Sometime ago, and I can't remember where (but it was probably on the Freakonomics podcast) I heard that one of the biggest correlations with success later in life was people who took the time to back into their parking spot. At the time I thought "what of load of hooey! Ha!" Clearly, I was someone who did not bother to back into spots. Logic has it that you spend the time either way, whether at the beginning or at the end, right?
Then we bought our house, and I started parking our truck over on the other side of the house to keep a space free in the driveway for visitors. There is a telephone pole on the opposite side of the street, and I can't tell you how many close calls I had backing out of that spot, where I came just inches away from crashing my tailgate into that pole. Finally I decided to commit to always backing into that spot.
And you know what? It's not the same thing at all.
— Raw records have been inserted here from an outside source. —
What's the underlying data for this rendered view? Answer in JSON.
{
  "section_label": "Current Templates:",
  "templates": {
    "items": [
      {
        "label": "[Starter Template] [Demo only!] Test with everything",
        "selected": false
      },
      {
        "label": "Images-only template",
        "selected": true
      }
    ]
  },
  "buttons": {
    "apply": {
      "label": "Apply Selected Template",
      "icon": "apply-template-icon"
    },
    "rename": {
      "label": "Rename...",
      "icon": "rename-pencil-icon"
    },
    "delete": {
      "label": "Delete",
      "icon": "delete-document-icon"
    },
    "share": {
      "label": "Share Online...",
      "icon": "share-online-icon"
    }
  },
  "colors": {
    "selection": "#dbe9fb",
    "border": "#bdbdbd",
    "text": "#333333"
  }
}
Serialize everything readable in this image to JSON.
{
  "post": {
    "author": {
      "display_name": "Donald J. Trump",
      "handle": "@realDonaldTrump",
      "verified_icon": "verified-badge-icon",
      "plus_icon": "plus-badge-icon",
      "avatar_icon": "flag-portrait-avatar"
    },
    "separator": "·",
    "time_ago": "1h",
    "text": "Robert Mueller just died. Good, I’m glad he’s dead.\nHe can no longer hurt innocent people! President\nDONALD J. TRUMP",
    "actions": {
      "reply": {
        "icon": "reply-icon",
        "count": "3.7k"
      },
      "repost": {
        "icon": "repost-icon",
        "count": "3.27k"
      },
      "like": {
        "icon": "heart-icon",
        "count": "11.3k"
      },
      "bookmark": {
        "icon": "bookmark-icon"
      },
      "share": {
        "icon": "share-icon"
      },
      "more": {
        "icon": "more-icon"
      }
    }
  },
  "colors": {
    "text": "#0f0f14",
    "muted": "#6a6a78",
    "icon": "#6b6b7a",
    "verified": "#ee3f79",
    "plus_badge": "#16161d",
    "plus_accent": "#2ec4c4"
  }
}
When you are pulling into a spot, taking the extra minute of backing into the spot leaves you in a better position for the future, when you can pull out unimpeded. You can see the road and what for a safe moment to back in, whereas when backing OUT of a spot I have had numerous close calls. So backing in is safer and better in the literal sense.
I found to my surprise that it has deeper ramifications, though. When you take the time to prepare for your departure ahead of time, you are setting up a cascade of small decisions that together touch every aspect of your life. It's like making your bed in the morning. Because you made the bed, you face other tasks of the day with more determination and follow-through, and at the end of the day you have the pleasure or consolation (depending on how the day went) of getting into a bed that is made. Backing into my truck spot has meant that I carry some of that mentality with me, thinking at every step of everything in my day how I can make it easier for myself later by doing something now that I won't need until later.
Will it make me successful later in life? I don't know.
But I do know that it has made each day that I practice it a little more successful than it would have been otherwise.
My blog has evolved into a series of short essays on the nature of entrepreneurship, craftsmanship, and their overlap. If either of these topics is something you think about, you will probably like this.